- [DESCRIPTION OF THE TASK] Scan the entries line by line and return those with "label".

[[ MATERIAL FOR THIS EXERCISE, beginning ]]

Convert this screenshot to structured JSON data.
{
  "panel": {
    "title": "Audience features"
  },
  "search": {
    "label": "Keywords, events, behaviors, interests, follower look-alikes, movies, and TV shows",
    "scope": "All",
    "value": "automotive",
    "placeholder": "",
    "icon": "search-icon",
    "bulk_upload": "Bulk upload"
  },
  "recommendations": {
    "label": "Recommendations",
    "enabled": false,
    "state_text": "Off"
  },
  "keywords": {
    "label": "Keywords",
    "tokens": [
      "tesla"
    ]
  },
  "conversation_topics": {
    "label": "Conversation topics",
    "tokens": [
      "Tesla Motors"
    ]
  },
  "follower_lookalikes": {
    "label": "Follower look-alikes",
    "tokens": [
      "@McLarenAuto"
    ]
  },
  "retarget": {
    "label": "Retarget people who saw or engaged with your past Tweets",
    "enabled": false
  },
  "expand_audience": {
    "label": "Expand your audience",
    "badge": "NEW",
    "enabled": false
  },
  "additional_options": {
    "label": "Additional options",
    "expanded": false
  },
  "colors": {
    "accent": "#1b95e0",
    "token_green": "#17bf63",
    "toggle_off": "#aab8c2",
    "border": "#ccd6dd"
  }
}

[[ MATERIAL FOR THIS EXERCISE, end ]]

- [EXERCISE ANSWER]
    "label": "Keywords, events, behaviors, interests, follower look-alikes, movies, and TV shows",
    "label": "Recommendations",
    "label": "Keywords",
    "label": "Conversation topics",
    "label": "Follower look-alikes",
    "label": "Retarget people who saw or engaged with your past Tweets",
    "label": "Expand your audience",
    "label": "Additional options",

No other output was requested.